Summer is a wonderful time to kick off the shoes, find a friend, or ten, and invent your own world. What are the kinds of things that happen internally and mentally when we are playing creatively and engaging with our peers? Are these the same skills we require in our “adult world” to function in our homes and offices? Think about what it takes to collaborate as a team of adults towards a common goal. We must be able to communicate a shared vision, take roles and responsibilities, remember shared “rules,” and create something out of nothing. Amazingly, PLAY, although looking like just fun, is much more complex and involves many of the same skills.

The understanding of PLAY’s developmental benefits is what inspires Bixby’s summer camp to be play-based. At Bixby, kids receive ample time, space, and materials to build, invent, and create worlds without any teachers telling them what to do. Our gym floor is a consistent building zone when gym games aren’t happening. The sandbox turns into a medieval castle on a regular basis, and the kindergarten room is filled with role-playing and dress-up.

The following bullet points are from Pete Gray and Lenore Skenazy’s article in the Wall Street Journal titled, “Child’s Play Is About More than Games” (

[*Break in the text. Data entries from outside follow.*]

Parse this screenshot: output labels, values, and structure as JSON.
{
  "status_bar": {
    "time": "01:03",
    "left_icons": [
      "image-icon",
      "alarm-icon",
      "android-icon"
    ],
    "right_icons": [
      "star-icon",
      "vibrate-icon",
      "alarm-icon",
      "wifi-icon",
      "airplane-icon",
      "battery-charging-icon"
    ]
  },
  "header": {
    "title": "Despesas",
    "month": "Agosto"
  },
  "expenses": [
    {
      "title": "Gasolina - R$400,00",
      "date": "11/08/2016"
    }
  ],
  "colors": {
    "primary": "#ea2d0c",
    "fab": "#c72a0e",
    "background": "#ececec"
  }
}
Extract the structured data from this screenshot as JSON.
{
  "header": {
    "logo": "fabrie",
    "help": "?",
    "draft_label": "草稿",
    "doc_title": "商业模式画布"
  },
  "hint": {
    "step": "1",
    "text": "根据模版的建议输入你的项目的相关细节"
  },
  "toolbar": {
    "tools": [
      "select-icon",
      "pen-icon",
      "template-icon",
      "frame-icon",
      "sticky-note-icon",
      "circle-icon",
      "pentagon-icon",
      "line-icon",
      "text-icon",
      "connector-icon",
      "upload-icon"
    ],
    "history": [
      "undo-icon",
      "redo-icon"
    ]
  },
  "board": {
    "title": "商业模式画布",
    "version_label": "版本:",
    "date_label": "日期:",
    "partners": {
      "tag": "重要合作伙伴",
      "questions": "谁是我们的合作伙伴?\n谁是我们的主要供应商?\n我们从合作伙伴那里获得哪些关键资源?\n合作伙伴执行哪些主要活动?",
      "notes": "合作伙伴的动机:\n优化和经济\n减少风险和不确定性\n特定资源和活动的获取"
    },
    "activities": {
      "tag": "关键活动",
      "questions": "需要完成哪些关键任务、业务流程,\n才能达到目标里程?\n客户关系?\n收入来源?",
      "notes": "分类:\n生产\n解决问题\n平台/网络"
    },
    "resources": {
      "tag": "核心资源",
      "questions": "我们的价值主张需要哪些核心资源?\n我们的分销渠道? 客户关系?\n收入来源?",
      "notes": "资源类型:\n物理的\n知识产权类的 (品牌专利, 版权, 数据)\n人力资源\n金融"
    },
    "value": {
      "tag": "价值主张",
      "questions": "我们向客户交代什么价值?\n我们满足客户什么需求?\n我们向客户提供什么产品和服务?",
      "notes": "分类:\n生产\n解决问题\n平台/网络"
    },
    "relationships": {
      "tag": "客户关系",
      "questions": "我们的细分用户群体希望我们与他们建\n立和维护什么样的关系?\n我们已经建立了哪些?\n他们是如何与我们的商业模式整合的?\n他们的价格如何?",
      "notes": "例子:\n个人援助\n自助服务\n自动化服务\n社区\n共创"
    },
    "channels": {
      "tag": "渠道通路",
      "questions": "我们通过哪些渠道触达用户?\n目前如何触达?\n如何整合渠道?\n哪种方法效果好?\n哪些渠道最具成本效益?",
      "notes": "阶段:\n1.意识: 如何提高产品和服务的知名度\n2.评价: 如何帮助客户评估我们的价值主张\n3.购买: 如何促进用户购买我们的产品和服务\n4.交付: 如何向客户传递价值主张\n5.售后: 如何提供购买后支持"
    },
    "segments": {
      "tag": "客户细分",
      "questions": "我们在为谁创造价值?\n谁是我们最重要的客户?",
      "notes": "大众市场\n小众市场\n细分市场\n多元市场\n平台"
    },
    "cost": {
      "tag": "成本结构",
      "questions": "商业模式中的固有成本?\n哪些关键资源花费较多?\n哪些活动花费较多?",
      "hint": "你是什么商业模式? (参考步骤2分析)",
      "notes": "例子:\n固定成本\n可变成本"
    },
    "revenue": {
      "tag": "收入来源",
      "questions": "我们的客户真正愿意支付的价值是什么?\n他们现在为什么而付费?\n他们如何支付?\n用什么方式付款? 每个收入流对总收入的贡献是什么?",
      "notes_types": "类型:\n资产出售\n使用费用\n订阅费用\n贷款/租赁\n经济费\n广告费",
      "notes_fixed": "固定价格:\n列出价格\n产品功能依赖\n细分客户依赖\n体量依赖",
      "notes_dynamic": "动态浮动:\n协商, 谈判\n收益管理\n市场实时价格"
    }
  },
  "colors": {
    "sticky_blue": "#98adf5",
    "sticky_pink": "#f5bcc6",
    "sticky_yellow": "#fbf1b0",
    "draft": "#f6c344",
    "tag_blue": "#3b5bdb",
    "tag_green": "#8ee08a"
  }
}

  • Innovation and creativity. When children aren’t told what to do by a teacher, parent or coach, they have to figure out how to create their own fun and keep it going. That means play is continuously creative. There’s no better way to raise innovators than to allow and encourage play.
  • Cooperation. In play with others, children learn to negotiate. They have to attend to one another’s needs—”Am I pitching too hard?” “Is she sick of being the troll?”—because if they are totally self-absorbed they know the other kids will quit and play will end. So they learn to cooperate, perhaps the most crucial of all skills we social creatures must learn.
  • Self-control. To play, children learn they must follow the rules, allow others their turns, and control their impulses and emotions. Play may evoke a child’s anger when a playmate disagrees with or accidentally hurts him. And it may evoke fear when a child is chased by a child-eating dragon. But children must control those emotions to keep playing. They learn not to cry at a minor injury or throw a tantrum when they get upset. They learn not to give in to fear or tattle to an adult—because doing so would ruin the game.
  • Paying attention. Can you think of any games where kids have to pay attention? That’s right, all of them. Pay attention to the ball, the cards, the rules for who can say what to the GreatMonkey King. Paying attention to details for love of the game prepares kids to pay attention to other things, like adverbs or the decimal point in math.
  • Managing difficult tasks. Children at play are naturally drawn to tasks at the cutting edges of their abilities—not so easy as to be boring, nor so difficult as to be impossible. Whether scaling fences, building towers, creating make-believe worlds or playing videogames, players keep advancing to higher levels to maintain the sense of challenge.

Bixby School 1They learn not to give up when the going gets tough, because in play they are so highly motivated to succeed. That ability can be applied to all of the difficult tasks that life entails.

  • Learning to practice. Did you ever see a child do the same thing day in and day out? Build with blocks, draw Batman or jump rope? They’re trying to get it right. That’s practicing. It’s what we beg our children to do with their vocabulary lists and piano pieces: Get down to business, focus and work on something hard. The difference istheychoose the something.
  • Solving problems and taking responsibility. In play, children must solve their own problems—emotional, social, physical or intellectual. In the other parts of a child’s life, adults jump in and make everything work. In play children are the adults. Play is practice for adulthood, because in play the children are in charge.